President Joe Biden spent his first trip overseas highlighting a sharp break from his disruptive predecessor, selling that the United States was once more a reliable ally with a steady hand at the wheel. European allies welcomed the pitch — and even a longtime foe acknowledged it.
But while Biden returned Wednesday night to Washington after a week across the Atlantic that was a mix of messaging and deliverables, questions remained as to whether those allies would trust that Biden truly represents a long-lasting reset or whether Russia’s Vladimir Putin would curb his nation’s misbehaviors.
Biden’s mantra, which he uttered in Geneva and Brussels and on the craggy coast of Cornwall, England, was that “America was back.” It was Putin, of all people, on the trip’s final moments, who may have best defined Biden’s initial voyage overseas.
“President Biden is an experienced statesman,” Putin told reporters. “He is very different from President Trump.”

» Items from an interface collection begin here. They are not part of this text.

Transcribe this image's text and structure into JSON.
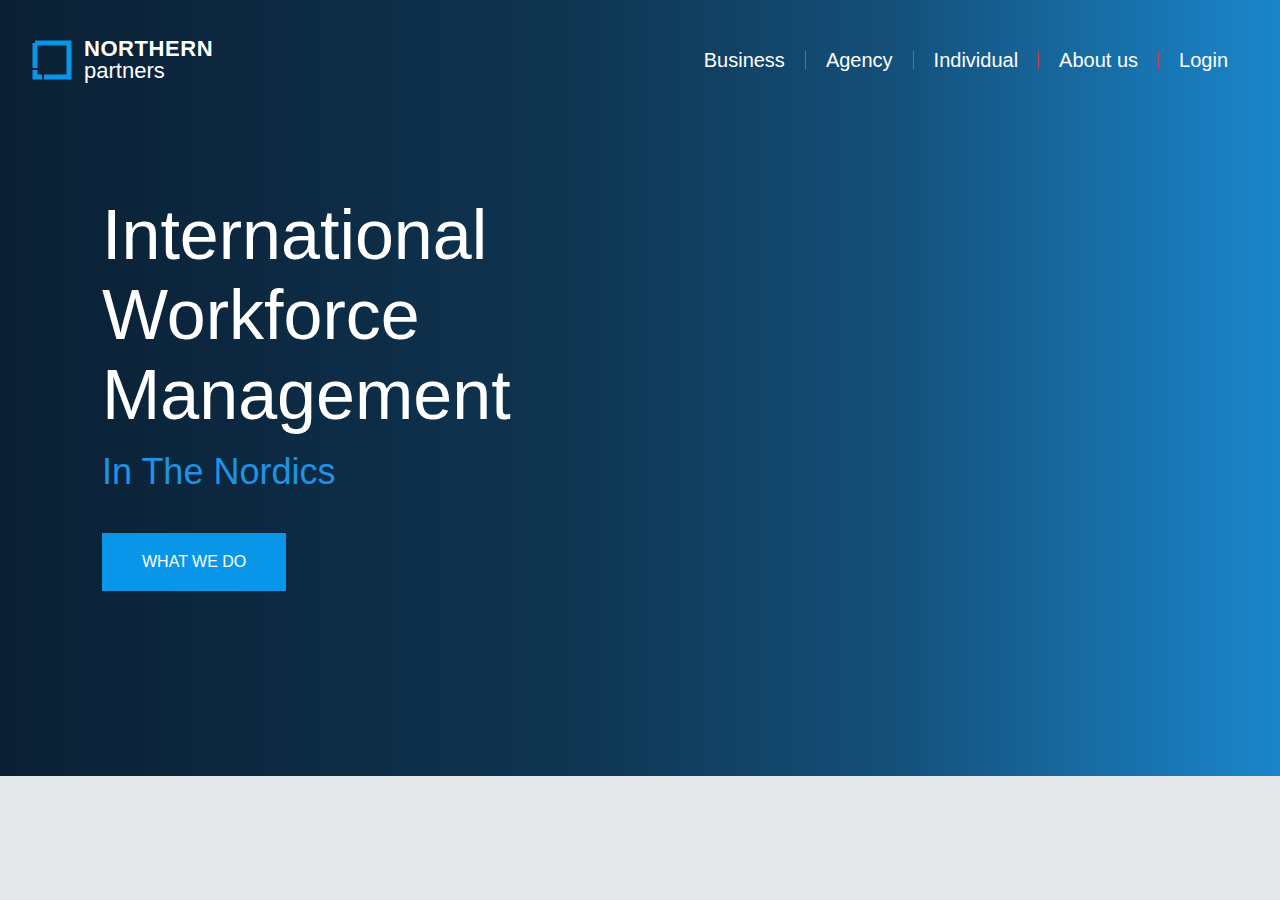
{
  "logo": {
    "name": "NORTHERN",
    "tagline": "partners"
  },
  "nav": {
    "items": [
      {
        "label": "Business"
      },
      {
        "label": "Agency"
      },
      {
        "label": "Individual"
      },
      {
        "label": "About us"
      },
      {
        "label": "Login"
      }
    ]
  },
  "hero": {
    "title_lines": [
      "International",
      "Workforce",
      "Management"
    ],
    "subtitle": "In The Nordics",
    "button": "WHAT WE DO"
  }
}
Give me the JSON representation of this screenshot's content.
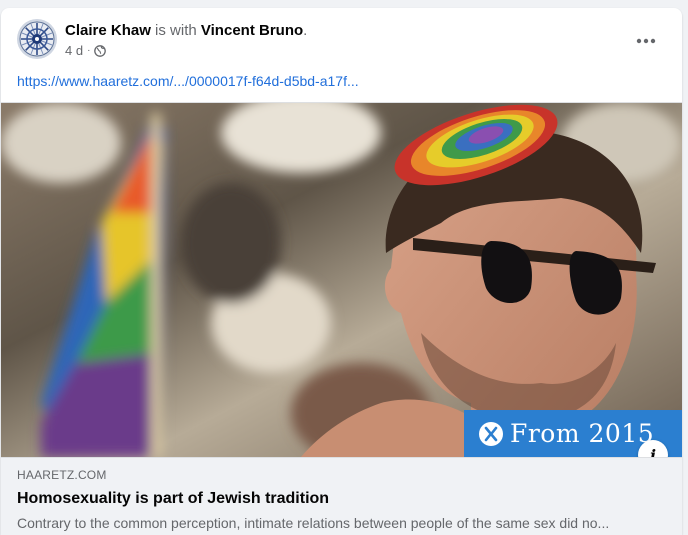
{
  "post": {
    "author": "Claire Khaw",
    "with_text": "is with",
    "tagged": "Vincent Bruno",
    "period": ".",
    "time": "4 d",
    "separator": "·",
    "audience_icon": "globe-icon",
    "more_icon": "more-options-icon",
    "link": "https://www.haaretz.com/.../0000017f-f64d-d5bd-a17f..."
  },
  "preview": {
    "badge_text": "From 2015",
    "badge_color": "#2b7fd0",
    "domain": "HAARETZ.COM",
    "headline": "Homosexuality is part of Jewish tradition",
    "description": "Contrary to the common perception, intimate relations between people of the same sex did no...",
    "info_label": "i"
  },
  "colors": {
    "link": "#216fdb",
    "secondary_text": "#65676b",
    "primary_text": "#050505",
    "preview_bg": "#f0f2f5"
  }
}
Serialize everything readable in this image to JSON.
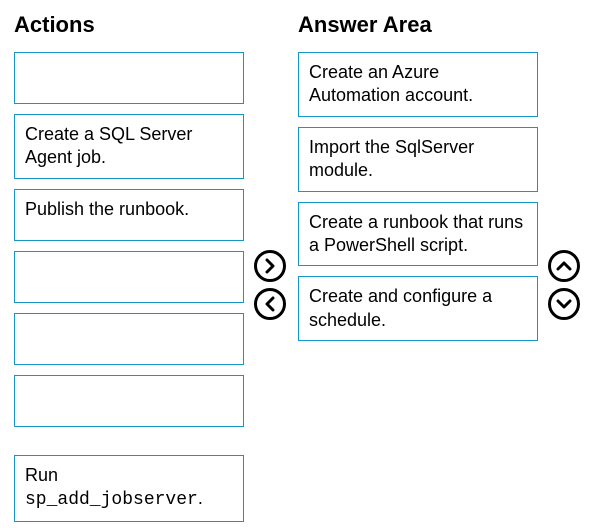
{
  "actions": {
    "heading": "Actions",
    "items": [
      "",
      "Create a SQL Server Agent job.",
      "Publish the runbook.",
      "",
      "",
      "",
      ""
    ],
    "run_prefix": "Run ",
    "run_code": "sp_add_jobserver",
    "run_suffix": "."
  },
  "answer": {
    "heading": "Answer Area",
    "items": [
      "Create an Azure Automation account.",
      "Import the SqlServer module.",
      "Create a runbook that runs a PowerShell script.",
      "Create and configure a schedule."
    ]
  }
}
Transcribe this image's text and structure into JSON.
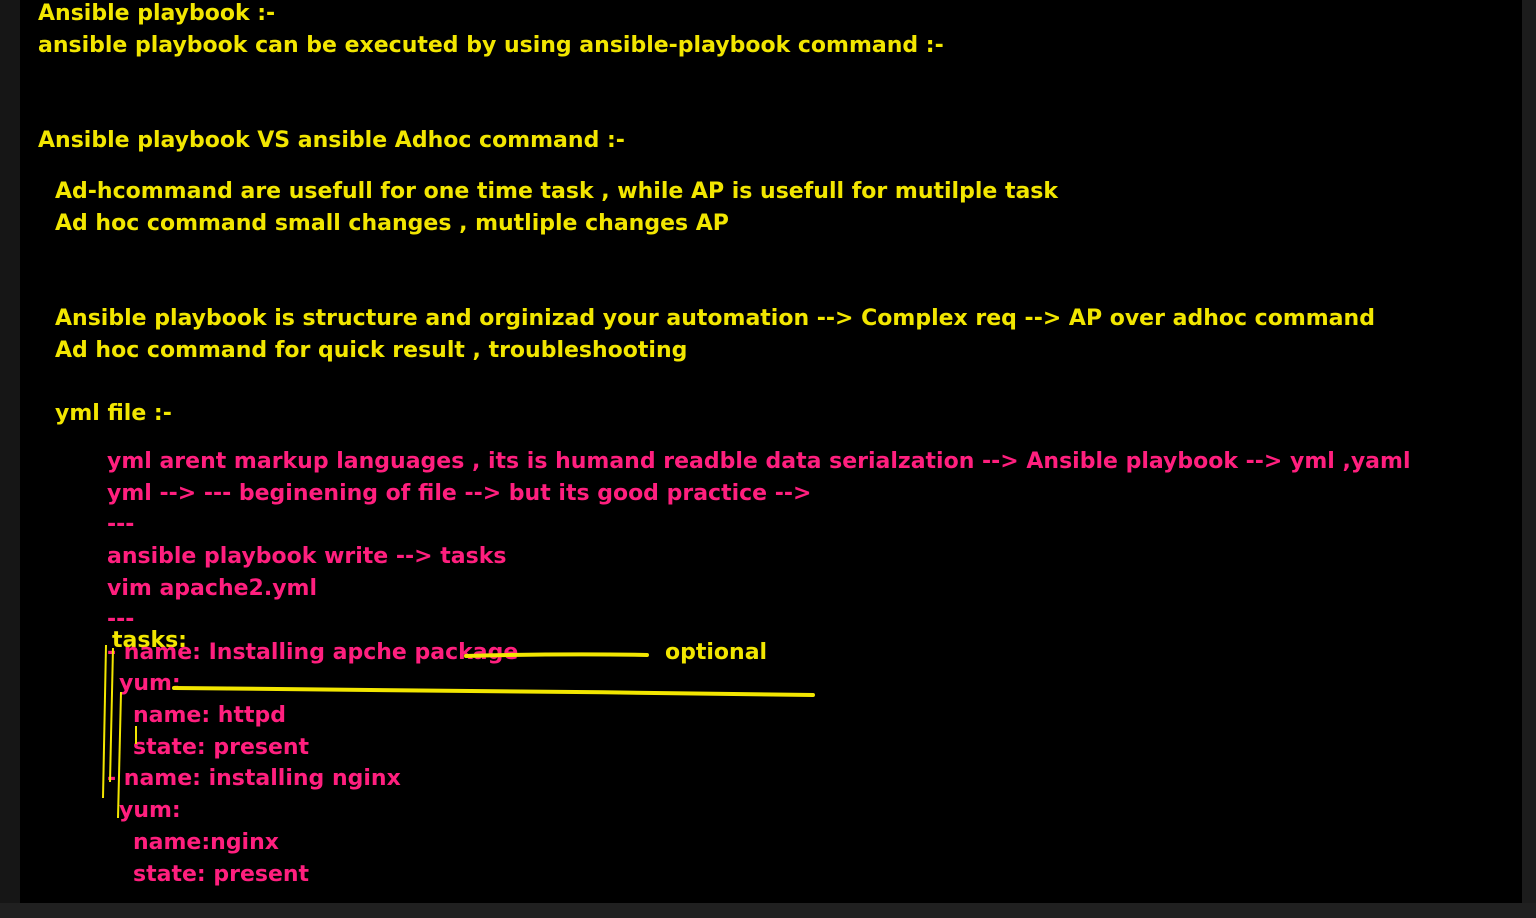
{
  "colors": {
    "yellow_text": "#f2e600",
    "pink_text": "#ff1f7e",
    "background": "#000000",
    "ink_stroke": "#f2e600"
  },
  "notes": {
    "heading1": "Ansible playbook :-",
    "line2": "ansible playbook can be executed by using ansible-playbook command :-",
    "heading2": "Ansible playbook VS ansible Adhoc command :-",
    "compare1": "Ad-hcommand are usefull for one time task , while AP is usefull for mutilple task",
    "compare2": "Ad hoc command small changes , mutliple changes AP",
    "struct1": "Ansible playbook is structure and orginizad your automation --> Complex req --> AP over adhoc command",
    "struct2": "Ad hoc command for quick result , troubleshooting",
    "yml_heading": "yml file :-",
    "yml1": "yml arent markup languages , its is humand readble data serialzation --> Ansible playbook --> yml ,yaml",
    "yml2": "yml --> --- beginening of file --> but its good practice -->",
    "dashes1": "---",
    "yml3": "ansible playbook write --> tasks",
    "yml4": "vim apache2.yml",
    "dashes2": "---",
    "tasks_label": "tasks:",
    "task1_name": "- name: Installing apche package",
    "optional": "optional",
    "task1_yum": "yum:",
    "task1_pkg": "name: httpd",
    "task1_state": "state: present",
    "task2_name": "- name: installing nginx",
    "task2_yum": "yum:",
    "task2_pkg": "name:nginx",
    "task2_state": "state: present"
  }
}
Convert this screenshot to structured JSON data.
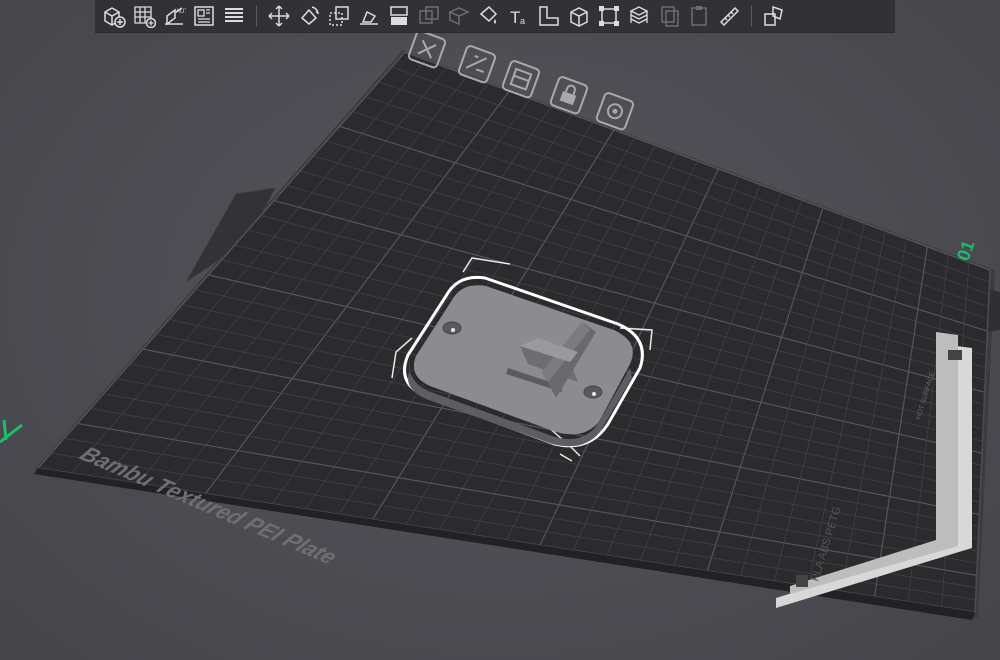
{
  "bed": {
    "plate_label": "Bambu Textured PEI Plate",
    "filament_label": "PLA ABS PETG",
    "plate_number": "01",
    "hot_label": "HOT SURFACE"
  },
  "axes": {
    "y_label": "y"
  },
  "toolbar": {
    "groups": [
      [
        "add-object-icon",
        "add-plate-icon",
        "auto-orient-icon",
        "arrange-icon",
        "split-layers-icon"
      ],
      [
        "move-icon",
        "rotate-icon",
        "scale-icon",
        "lay-on-face-icon",
        "cut-icon",
        "boolean-icon",
        "support-paint-icon",
        "color-paint-icon",
        "text-icon",
        "measure-icon",
        "assembly-icon",
        "fit-plate-icon",
        "variable-layer-icon",
        "copy-icon",
        "paste-icon",
        "ruler-icon"
      ],
      [
        "assembly-view-icon"
      ]
    ]
  },
  "colors": {
    "background": "#4a4a50",
    "plate": "#2b2b2e",
    "grid": "#45454a",
    "object": "#8a8a8e",
    "selection": "#ffffff",
    "axis_green": "#19c06a"
  }
}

But the summit with Putin in Geneva, which shadowed the entire trip and brought it to its close, also underscored the fragility of Biden’s declarations that the global order had returned.